--- DATA LISTING Enclosed Below ---
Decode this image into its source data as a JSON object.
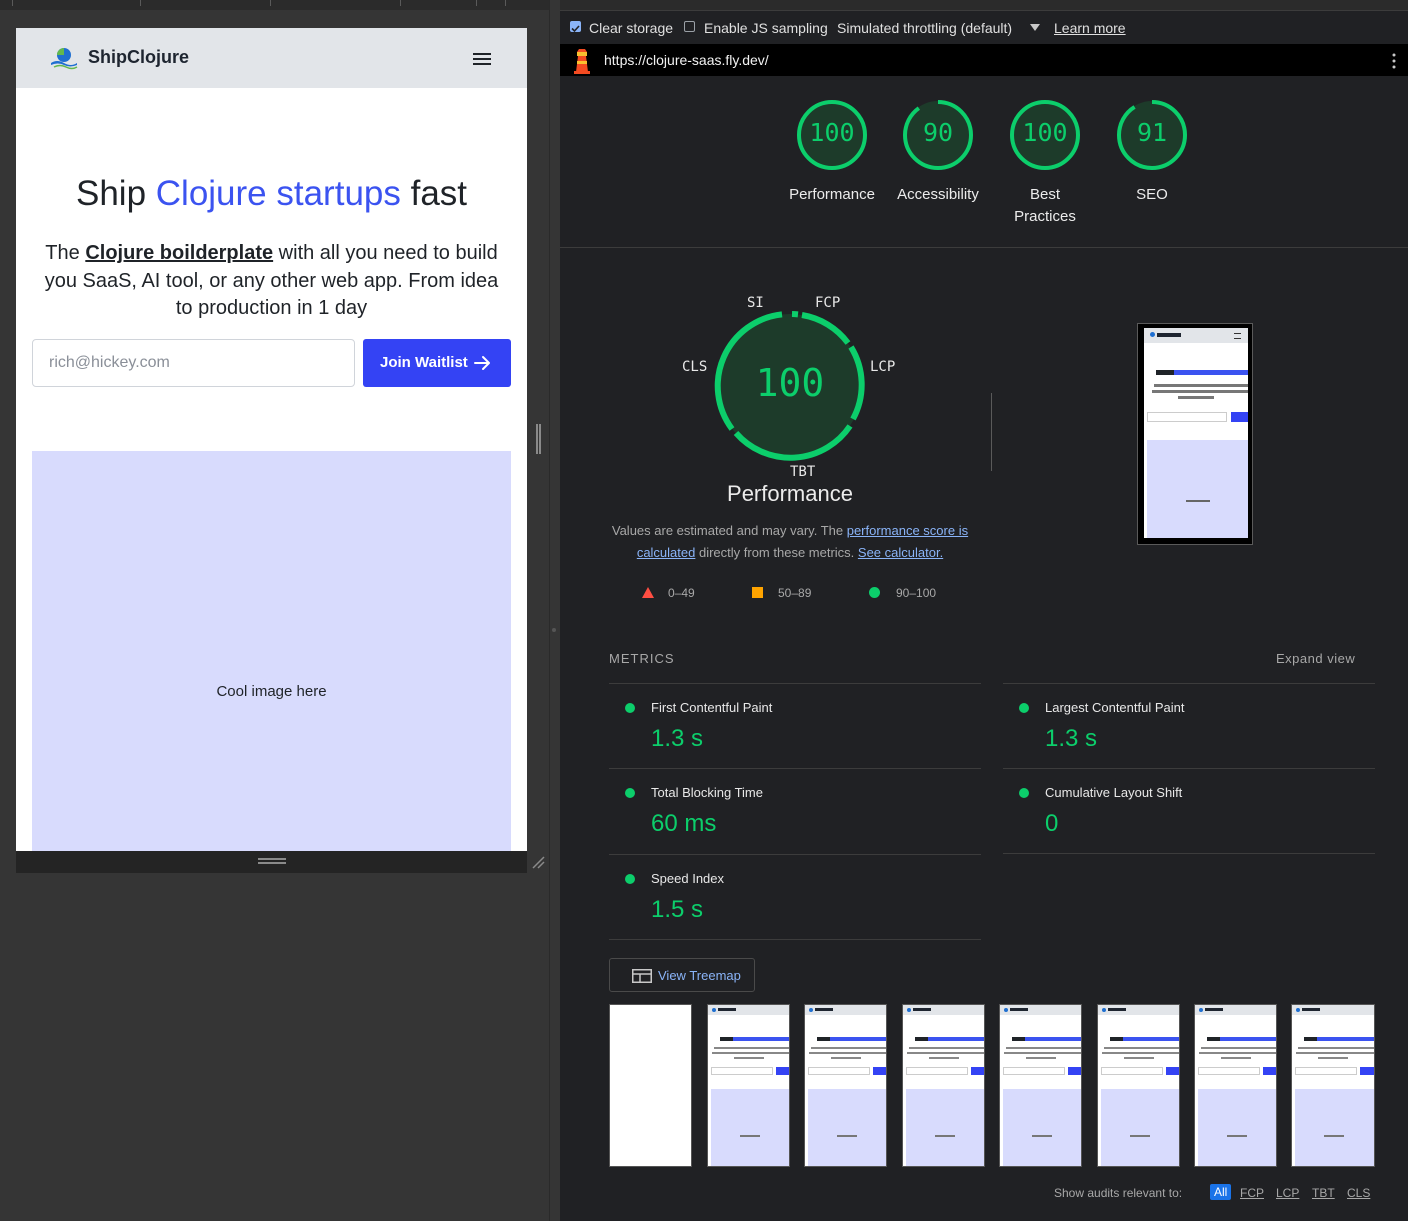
{
  "left": {
    "site": {
      "brand": "ShipClojure",
      "hero_prefix": "Ship ",
      "hero_accent": "Clojure startups",
      "hero_suffix": " fast",
      "sub_prefix": "The ",
      "sub_link": "Clojure boilderplate",
      "sub_suffix": " with all you need to build you SaaS, AI tool, or any other web app. From idea to production in 1 day",
      "email_placeholder": "rich@hickey.com",
      "join_label": "Join Waitlist",
      "image_text": "Cool image here"
    }
  },
  "toolbar": {
    "clear_storage": "Clear storage",
    "js_sampling": "Enable JS sampling",
    "throttling": "Simulated throttling (default)",
    "learn_more": "Learn more"
  },
  "url": "https://clojure-saas.fly.dev/",
  "scores": [
    {
      "label": "Performance",
      "value": "100",
      "fraction": 1.0
    },
    {
      "label": "Accessibility",
      "value": "90",
      "fraction": 0.9
    },
    {
      "label": "Best Practices",
      "value": "100",
      "fraction": 1.0
    },
    {
      "label": "SEO",
      "value": "91",
      "fraction": 0.91
    }
  ],
  "performance": {
    "score": "100",
    "title": "Performance",
    "metric_labels": {
      "si": "SI",
      "fcp": "FCP",
      "lcp": "LCP",
      "tbt": "TBT",
      "cls": "CLS"
    },
    "estimate_prefix": "Values are estimated and may vary. The ",
    "estimate_link": "performance score is calculated",
    "estimate_middle": " directly from these metrics. ",
    "estimate_link2": "See calculator.",
    "legend": {
      "fail": "0–49",
      "average": "50–89",
      "pass": "90–100"
    }
  },
  "metrics": {
    "header": "METRICS",
    "expand": "Expand view",
    "items": [
      {
        "name": "First Contentful Paint",
        "value": "1.3 s"
      },
      {
        "name": "Largest Contentful Paint",
        "value": "1.3 s"
      },
      {
        "name": "Total Blocking Time",
        "value": "60 ms"
      },
      {
        "name": "Cumulative Layout Shift",
        "value": "0"
      },
      {
        "name": "Speed Index",
        "value": "1.5 s"
      }
    ]
  },
  "treemap_label": "View Treemap",
  "filter": {
    "label": "Show audits relevant to:",
    "all": "All",
    "fcp": "FCP",
    "lcp": "LCP",
    "tbt": "TBT",
    "cls": "CLS"
  },
  "colors": {
    "pass": "#0cce6b",
    "accent": "#3b53f0",
    "link": "#8ab4f8"
  }
}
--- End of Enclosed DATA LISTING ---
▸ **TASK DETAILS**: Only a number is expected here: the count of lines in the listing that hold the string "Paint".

▸ **RESPONSE FOR THIS EXERCISE**: 2